> **Instructions to follow**
Return every record verbatim.

[Page and application data records]
★ ★ ★ ★ ★ ★ ★

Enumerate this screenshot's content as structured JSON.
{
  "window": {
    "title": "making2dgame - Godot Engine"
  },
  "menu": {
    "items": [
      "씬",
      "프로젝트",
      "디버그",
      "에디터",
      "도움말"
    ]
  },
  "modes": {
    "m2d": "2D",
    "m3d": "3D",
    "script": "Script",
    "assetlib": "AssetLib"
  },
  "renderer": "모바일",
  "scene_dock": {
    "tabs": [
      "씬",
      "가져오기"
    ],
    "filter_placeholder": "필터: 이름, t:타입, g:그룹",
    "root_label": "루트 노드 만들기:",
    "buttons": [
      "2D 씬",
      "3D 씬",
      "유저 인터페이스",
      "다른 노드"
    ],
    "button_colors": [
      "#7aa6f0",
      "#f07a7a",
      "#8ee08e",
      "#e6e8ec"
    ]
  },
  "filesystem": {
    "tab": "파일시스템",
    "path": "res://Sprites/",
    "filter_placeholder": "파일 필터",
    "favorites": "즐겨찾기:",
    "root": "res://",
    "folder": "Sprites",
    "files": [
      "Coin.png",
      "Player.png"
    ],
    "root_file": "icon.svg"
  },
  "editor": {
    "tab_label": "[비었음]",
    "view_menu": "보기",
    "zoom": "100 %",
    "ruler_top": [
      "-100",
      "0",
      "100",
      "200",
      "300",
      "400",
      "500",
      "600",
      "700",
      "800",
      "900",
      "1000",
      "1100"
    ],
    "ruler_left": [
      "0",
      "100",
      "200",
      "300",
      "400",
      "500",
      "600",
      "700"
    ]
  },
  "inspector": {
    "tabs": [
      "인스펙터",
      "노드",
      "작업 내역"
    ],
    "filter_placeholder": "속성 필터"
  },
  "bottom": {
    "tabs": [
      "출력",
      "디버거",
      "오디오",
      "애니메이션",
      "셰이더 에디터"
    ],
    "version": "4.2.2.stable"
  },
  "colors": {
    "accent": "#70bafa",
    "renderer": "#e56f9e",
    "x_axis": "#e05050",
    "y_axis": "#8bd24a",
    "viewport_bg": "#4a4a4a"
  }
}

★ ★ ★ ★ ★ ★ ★

> **Worked solution**
Enumerate this screenshot's content as structured JSON.
{
  "window": {
    "title": "making2dgame - Godot Engine"
  },
  "menu": {
    "items": [
      "씬",
      "프로젝트",
      "디버그",
      "에디터",
      "도움말"
    ]
  },
  "modes": {
    "m2d": "2D",
    "m3d": "3D",
    "script": "Script",
    "assetlib": "AssetLib"
  },
  "renderer": "모바일",
  "scene_dock": {
    "tabs": [
      "씬",
      "가져오기"
    ],
    "filter_placeholder": "필터: 이름, t:타입, g:그룹",
    "root_label": "루트 노드 만들기:",
    "buttons": [
      "2D 씬",
      "3D 씬",
      "유저 인터페이스",
      "다른 노드"
    ],
    "button_colors": [
      "#7aa6f0",
      "#f07a7a",
      "#8ee08e",
      "#e6e8ec"
    ]
  },
  "filesystem": {
    "tab": "파일시스템",
    "path": "res://Sprites/",
    "filter_placeholder": "파일 필터",
    "favorites": "즐겨찾기:",
    "root": "res://",
    "folder": "Sprites",
    "files": [
      "Coin.png",
      "Player.png"
    ],
    "root_file": "icon.svg"
  },
  "editor": {
    "tab_label": "[비었음]",
    "view_menu": "보기",
    "zoom": "100 %",
    "ruler_top": [
      "-100",
      "0",
      "100",
      "200",
      "300",
      "400",
      "500",
      "600",
      "700",
      "800",
      "900",
      "1000",
      "1100"
    ],
    "ruler_left": [
      "0",
      "100",
      "200",
      "300",
      "400",
      "500",
      "600",
      "700"
    ]
  },
  "inspector": {
    "tabs": [
      "인스펙터",
      "노드",
      "작업 내역"
    ],
    "filter_placeholder": "속성 필터"
  },
  "bottom": {
    "tabs": [
      "출력",
      "디버거",
      "오디오",
      "애니메이션",
      "셰이더 에디터"
    ],
    "version": "4.2.2.stable"
  },
  "colors": {
    "accent": "#70bafa",
    "renderer": "#e56f9e",
    "x_axis": "#e05050",
    "y_axis": "#8bd24a",
    "viewport_bg": "#4a4a4a"
  }
}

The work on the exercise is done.